Before becoming a social media consultant, I used to think of consulting as something that older folks did 40 years after practicing what they preach.
However, social media is a different animal.
One on hand, social media as we know it has been around for less than a decade, so it's not like you can have 40 years of experience under your belt before you become a consultant. On the other hand, social media for business use involves age-old principles that often make or break a business: marketing, branding, customer service and PR.
To be a respected and successful consultant means having a phenomenal understanding of how these disciplines come to life on social media.
Once you can walk the phenomenal talk, here are seven methods I've deployed to transition from social media manager to social media consultant:
- Be a practitioner. Even though I don't manage other clients' social media channels and create content for them anymore, I manage my own accounts and create content for my freelance business. Be the shoe shiner who shines his own shoes.
- Build a client roster. Not all clients are created equal. Some clients I do the whole kit and kabootle (strategy development and ongoing consulting), while others I've consulted for just a few hours. If you've worked with a client in any capacity, you can put them on your roster. Just be honest about why they're there if and when someone asks.
- Put in the time. Unless you've been working in social media or whatever your specialty is for a good chunk of time, it'll be difficult to brand yourself as a consultant. In addition to a client roster and a handful of case studies, prospective clients want to see that you've been at it for awhile. The good thing about social media is that's it's a newer field, so a handful of year's experience with social media management and strategy will propel you to be taken seriously as a consultant.
- Develop a tried and true thesis. For me, it's that content is the name of the game, and everything else - where to post, when to post, what channels to use, et cetera - comes after content.

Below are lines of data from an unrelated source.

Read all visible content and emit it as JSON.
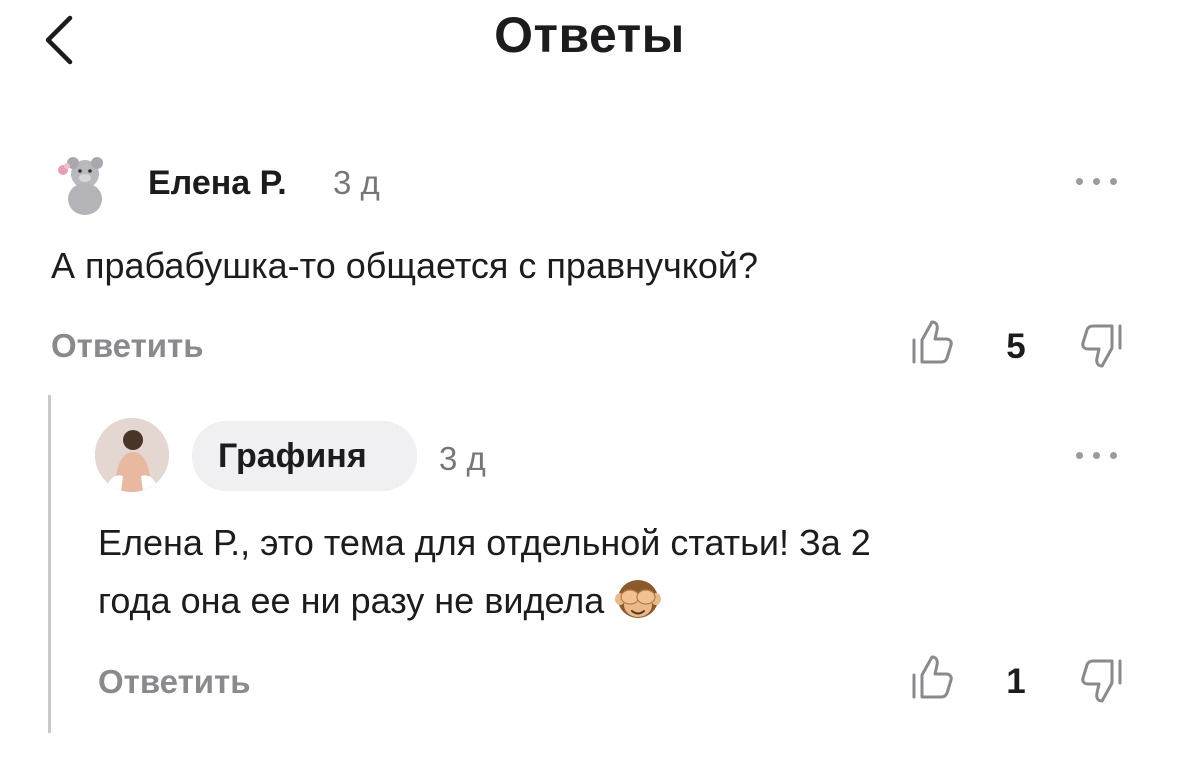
{
  "header": {
    "title": "Ответы",
    "back_icon": "chevron-left-icon"
  },
  "comments": [
    {
      "author": "Елена Р.",
      "time": "3 д",
      "text": "А прабабушка-то общается с правнучкой?",
      "reply_label": "Ответить",
      "score": "5",
      "avatar": "teddy-bear-avatar"
    },
    {
      "author": "Графиня",
      "time": "3 д",
      "text_line1": "Елена Р., это тема для отдельной статьи! За 2",
      "text_line2": "года она ее ни разу не видела",
      "emoji": "see-no-evil-monkey",
      "reply_label": "Ответить",
      "score": "1",
      "avatar": "woman-back-avatar"
    }
  ],
  "colors": {
    "text": "#1c1c1e",
    "muted": "#8a8a8e",
    "icon": "#9a9aa0",
    "pill": "#f0f0f2",
    "thread_line": "#c9c9cc"
  }
}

- Don't underestimate your personal brand. If you really want to charge top dollar for consulting services, the last thing you want is for prospective clients to perceive you as just another consultant. Service providers make average money because there's a large supply and relatively low demand for them, but there's only one of you. Sell yourself, not just your services and expertise.
- Market yourself OUTSIDE of word-of-mouth. My definition of marketing is the process of establishing and developing relevance in your prospective clients' lives before they need, want or are ready to buy your services. Whether you use email and content marketing, social media, events, blogging or some combination thereof is up to you, but I can tell you from experience that the word-of-mouth pipeline will dry up at some point.
- ABI: Always Be Improving. Try not to get content or romantic with what you already know. If there's a new social media network, learn and use it. If there's a new trend, take part in it. Read, watch, listen, experiment and always be improving.